**Data shown:**

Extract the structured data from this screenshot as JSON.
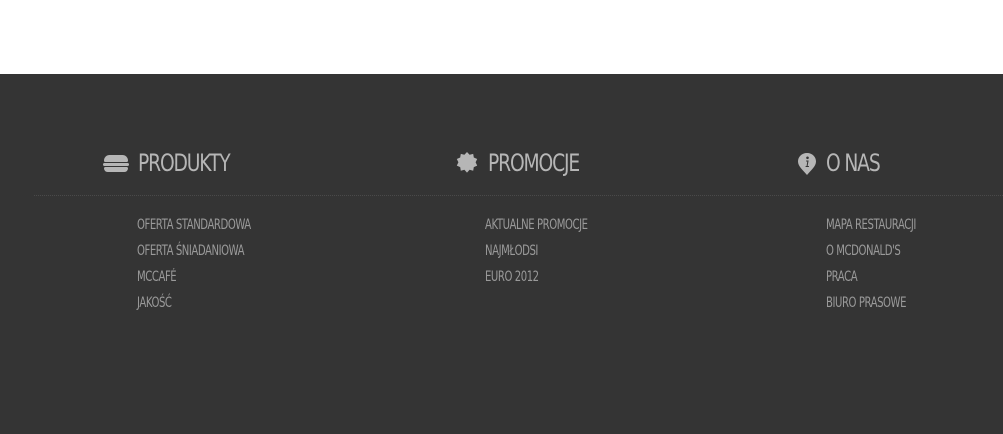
{
  "footer": {
    "columns": [
      {
        "id": "produkty",
        "icon": "burger-icon",
        "title": "PRODUKTY",
        "links": [
          "OFERTA STANDARDOWA",
          "OFERTA ŚNIADANIOWA",
          "MCCAFÉ",
          "JAKOŚĆ"
        ]
      },
      {
        "id": "promocje",
        "icon": "badge-icon",
        "title": "PROMOCJE",
        "links": [
          "AKTUALNE PROMOCJE",
          "NAJMŁODSI",
          "EURO 2012"
        ]
      },
      {
        "id": "onas",
        "icon": "info-pin-icon",
        "title": "O NAS",
        "links": [
          "MAPA RESTAURACJI",
          "O MCDONALD'S",
          "PRACA",
          "BIURO PRASOWE"
        ]
      }
    ]
  },
  "colors": {
    "footer_background": "#343434",
    "heading_text": "#b6b6b6",
    "link_text": "#9a9a9a",
    "top_background": "#ffffff"
  }
}
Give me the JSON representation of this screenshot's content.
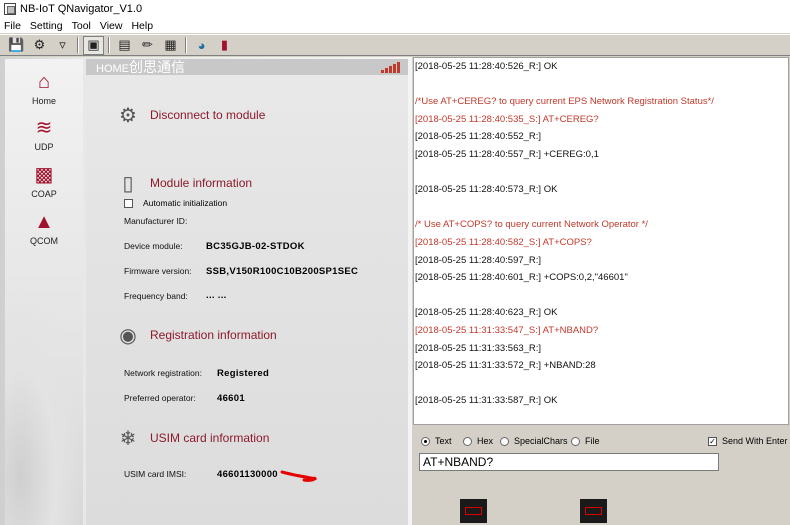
{
  "window": {
    "title": "NB-IoT QNavigator_V1.0"
  },
  "menu": [
    "File",
    "Setting",
    "Tool",
    "View",
    "Help"
  ],
  "toolbar": {
    "icons": [
      "save-icon",
      "settings-icon",
      "filter-icon",
      "terminal-icon",
      "floppy-icon",
      "highlighter-icon",
      "document-icon",
      "globe-icon",
      "book-icon"
    ]
  },
  "nav": {
    "items": [
      {
        "label": "Home",
        "icon": "home-icon"
      },
      {
        "label": "UDP",
        "icon": "wifi-icon"
      },
      {
        "label": "COAP",
        "icon": "chat-icon"
      },
      {
        "label": "QCOM",
        "icon": "upload-icon"
      }
    ]
  },
  "panel": {
    "header": "HOME",
    "header_cn": "创思通信",
    "disconnect_title": "Disconnect to module",
    "auto_init": "Automatic initialization",
    "module_title": "Module information",
    "manufacturer_label": "Manufacturer ID:",
    "manufacturer_value": "",
    "device_label": "Device module:",
    "device_value": "BC35GJB-02-STDOK",
    "firmware_label": "Firmware version:",
    "firmware_value": "SSB,V150R100C10B200SP1SEC",
    "band_label": "Frequency band:",
    "band_value": "... ...",
    "reg_title": "Registration information",
    "netreg_label": "Network registration:",
    "netreg_value": "Registered",
    "operator_label": "Preferred operator:",
    "operator_value": "46601",
    "usim_title": "USIM card information",
    "imsi_label": "USIM card IMSI:",
    "imsi_value": "46601130000"
  },
  "log": [
    {
      "t": "[2018-05-25 11:28:40:526_R:] OK",
      "k": "r"
    },
    {
      "t": "",
      "k": "r"
    },
    {
      "t": "/*Use AT+CEREG? to query current EPS Network Registration Status*/",
      "k": "c"
    },
    {
      "t": "[2018-05-25 11:28:40:535_S:] AT+CEREG?",
      "k": "s"
    },
    {
      "t": "[2018-05-25 11:28:40:552_R:]",
      "k": "r"
    },
    {
      "t": "[2018-05-25 11:28:40:557_R:] +CEREG:0,1",
      "k": "r"
    },
    {
      "t": "",
      "k": "r"
    },
    {
      "t": "[2018-05-25 11:28:40:573_R:] OK",
      "k": "r"
    },
    {
      "t": "",
      "k": "r"
    },
    {
      "t": "/* Use AT+COPS? to query current Network Operator */",
      "k": "c"
    },
    {
      "t": "[2018-05-25 11:28:40:582_S:] AT+COPS?",
      "k": "s"
    },
    {
      "t": "[2018-05-25 11:28:40:597_R:]",
      "k": "r"
    },
    {
      "t": "[2018-05-25 11:28:40:601_R:] +COPS:0,2,\"46601\"",
      "k": "r"
    },
    {
      "t": "",
      "k": "r"
    },
    {
      "t": "[2018-05-25 11:28:40:623_R:] OK",
      "k": "r"
    },
    {
      "t": "[2018-05-25 11:31:33:547_S:] AT+NBAND?",
      "k": "s"
    },
    {
      "t": "[2018-05-25 11:31:33:563_R:]",
      "k": "r"
    },
    {
      "t": "[2018-05-25 11:31:33:572_R:] +NBAND:28",
      "k": "r"
    },
    {
      "t": "",
      "k": "r"
    },
    {
      "t": "[2018-05-25 11:31:33:587_R:] OK",
      "k": "r"
    }
  ],
  "send": {
    "modes": [
      "Text",
      "Hex",
      "SpecialChars",
      "File"
    ],
    "selected": "Text",
    "send_with_enter": "Send With Enter",
    "input_value": "AT+NBAND?"
  },
  "colors": {
    "accent": "#8b1a2b",
    "send": "#c0392b"
  }
}
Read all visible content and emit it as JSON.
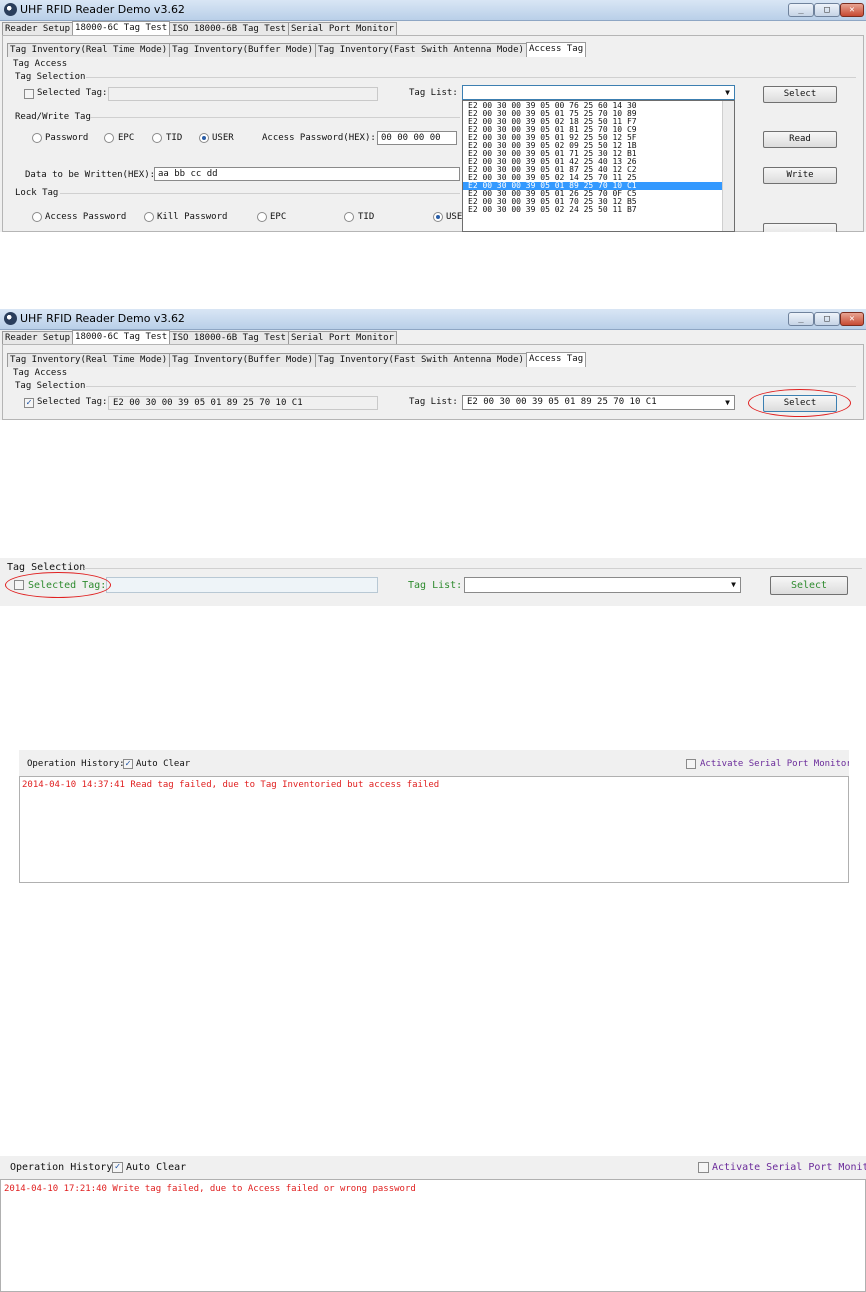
{
  "shot1": {
    "app_title": "UHF RFID Reader Demo v3.62",
    "top_tabs": [
      "Reader Setup",
      "18000-6C Tag Test",
      "ISO 18000-6B Tag Test",
      "Serial Port Monitor"
    ],
    "sub_tabs": [
      "Tag Inventory(Real Time Mode)",
      "Tag Inventory(Buffer Mode)",
      "Tag Inventory(Fast Swith Antenna Mode)",
      "Access Tag"
    ],
    "tag_access_label": "Tag Access",
    "tag_selection_label": "Tag Selection",
    "selected_tag_label": "Selected Tag:",
    "selected_tag_value": "",
    "tag_list_label": "Tag List:",
    "tag_list_value": "",
    "select_button": "Select",
    "rw_group_label": "Read/Write Tag",
    "radios": [
      "Password",
      "EPC",
      "TID",
      "USER"
    ],
    "selected_radio": "USER",
    "access_password_label": "Access Password(HEX):",
    "access_password_value": "00 00 00 00",
    "read_button": "Read",
    "data_label": "Data to be Written(HEX):",
    "data_value": "aa bb cc dd",
    "write_button": "Write",
    "lock_group_label": "Lock Tag",
    "lock_radios": [
      "Access Password",
      "Kill Password",
      "EPC",
      "TID",
      "USE"
    ],
    "dropdown_items": [
      "E2 00 30 00 39 05 00 76 25 60 14 30",
      "E2 00 30 00 39 05 01 75 25 70 10 89",
      "E2 00 30 00 39 05 02 18 25 50 11 F7",
      "E2 00 30 00 39 05 01 81 25 70 10 C9",
      "E2 00 30 00 39 05 01 92 25 50 12 5F",
      "E2 00 30 00 39 05 02 09 25 50 12 1B",
      "E2 00 30 00 39 05 01 71 25 30 12 B1",
      "E2 00 30 00 39 05 01 42 25 40 13 26",
      "E2 00 30 00 39 05 01 87 25 40 12 C2",
      "E2 00 30 00 39 05 02 14 25 70 11 25",
      "E2 00 30 00 39 05 01 89 25 70 10 C1",
      "E2 00 30 00 39 05 01 26 25 70 0F C5",
      "E2 00 30 00 39 05 01 70 25 30 12 B5",
      "E2 00 30 00 39 05 02 24 25 50 11 B7"
    ],
    "dropdown_selected_index": 10
  },
  "shot2": {
    "app_title": "UHF RFID Reader Demo v3.62",
    "top_tabs": [
      "Reader Setup",
      "18000-6C Tag Test",
      "ISO 18000-6B Tag Test",
      "Serial Port Monitor"
    ],
    "sub_tabs": [
      "Tag Inventory(Real Time Mode)",
      "Tag Inventory(Buffer Mode)",
      "Tag Inventory(Fast Swith Antenna Mode)",
      "Access Tag"
    ],
    "tag_access_label": "Tag Access",
    "tag_selection_label": "Tag Selection",
    "selected_tag_label": "Selected Tag:",
    "selected_tag_value": "E2 00 30 00 39 05 01 89 25 70 10 C1",
    "tag_list_label": "Tag List:",
    "tag_list_value": "E2 00 30 00 39 05 01 89 25 70 10 C1",
    "select_button": "Select"
  },
  "shot3": {
    "tag_selection_label": "Tag Selection",
    "selected_tag_label": "Selected Tag:",
    "tag_list_label": "Tag List:",
    "select_button": "Select"
  },
  "shot4": {
    "history_label": "Operation History:",
    "auto_clear_label": "Auto Clear",
    "serial_monitor_label": "Activate Serial Port Monitor",
    "log": "2014-04-10 14:37:41 Read tag failed, due to Tag Inventoried but access failed"
  },
  "shot5": {
    "history_label": "Operation History:",
    "auto_clear_label": "Auto Clear",
    "serial_monitor_label": "Activate Serial Port Monitor",
    "log": "2014-04-10 17:21:40 Write tag failed, due to Access failed or wrong password"
  },
  "colors": {
    "highlight_red": "#e02020",
    "selection_blue": "#3399ff",
    "label_green": "#2e8b2e",
    "link_purple": "#6a2a9a"
  }
}
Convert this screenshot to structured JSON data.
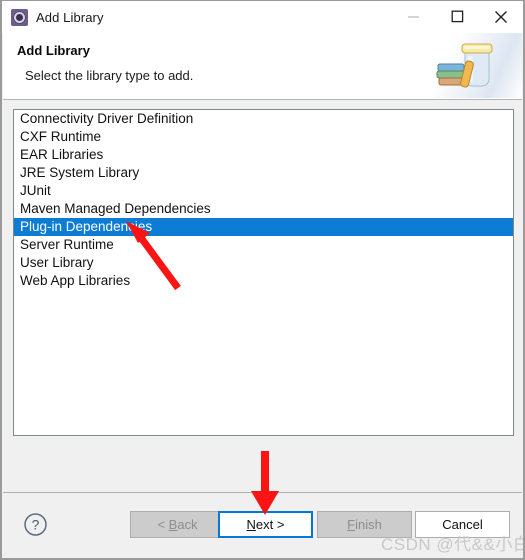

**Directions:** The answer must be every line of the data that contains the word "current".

**Result of the exercise:**
      "t": "/*Use AT+CEREG? to query current EPS Network Registration Status*/",
      "t": "/* Use AT+COPS? to query current Network Operator */",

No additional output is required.